* Activity
Note every line in the entries that contains the string "isometric", and copy it.

Top of Records provided

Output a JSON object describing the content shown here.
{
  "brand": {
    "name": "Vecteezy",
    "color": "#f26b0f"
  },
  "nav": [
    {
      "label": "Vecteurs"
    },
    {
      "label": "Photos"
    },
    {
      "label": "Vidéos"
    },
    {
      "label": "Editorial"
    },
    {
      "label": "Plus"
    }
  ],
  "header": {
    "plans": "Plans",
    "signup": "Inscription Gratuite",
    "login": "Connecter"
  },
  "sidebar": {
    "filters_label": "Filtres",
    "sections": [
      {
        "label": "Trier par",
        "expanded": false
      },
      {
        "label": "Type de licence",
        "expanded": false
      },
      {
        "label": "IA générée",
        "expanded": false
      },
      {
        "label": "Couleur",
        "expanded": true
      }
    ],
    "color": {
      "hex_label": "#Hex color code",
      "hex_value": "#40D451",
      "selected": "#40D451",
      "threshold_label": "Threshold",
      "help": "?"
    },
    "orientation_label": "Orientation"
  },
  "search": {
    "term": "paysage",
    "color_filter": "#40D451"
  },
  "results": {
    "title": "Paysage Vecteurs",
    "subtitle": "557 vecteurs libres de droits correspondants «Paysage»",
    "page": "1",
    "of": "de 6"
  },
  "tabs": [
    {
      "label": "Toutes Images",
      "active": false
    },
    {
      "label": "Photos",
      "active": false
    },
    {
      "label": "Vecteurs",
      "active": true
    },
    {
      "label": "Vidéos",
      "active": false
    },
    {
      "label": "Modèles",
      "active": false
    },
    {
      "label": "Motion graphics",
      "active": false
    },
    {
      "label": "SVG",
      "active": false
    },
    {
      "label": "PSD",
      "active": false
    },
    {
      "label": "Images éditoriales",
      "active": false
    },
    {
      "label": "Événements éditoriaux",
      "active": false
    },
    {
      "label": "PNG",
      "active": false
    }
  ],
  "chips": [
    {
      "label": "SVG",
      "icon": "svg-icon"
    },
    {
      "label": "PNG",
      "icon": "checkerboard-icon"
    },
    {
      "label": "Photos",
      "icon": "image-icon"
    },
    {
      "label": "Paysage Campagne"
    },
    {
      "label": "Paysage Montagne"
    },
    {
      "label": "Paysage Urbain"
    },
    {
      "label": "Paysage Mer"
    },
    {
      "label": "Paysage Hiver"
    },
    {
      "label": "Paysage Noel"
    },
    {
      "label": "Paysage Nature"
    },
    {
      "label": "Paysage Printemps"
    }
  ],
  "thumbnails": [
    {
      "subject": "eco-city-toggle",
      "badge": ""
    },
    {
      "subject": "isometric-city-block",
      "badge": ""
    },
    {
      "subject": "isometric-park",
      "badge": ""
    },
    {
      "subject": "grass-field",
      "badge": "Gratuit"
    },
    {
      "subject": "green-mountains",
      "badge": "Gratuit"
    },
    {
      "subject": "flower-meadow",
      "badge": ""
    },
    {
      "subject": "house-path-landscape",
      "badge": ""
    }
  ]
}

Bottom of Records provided

* Answer space
      "subject": "isometric-city-block",
      "subject": "isometric-park",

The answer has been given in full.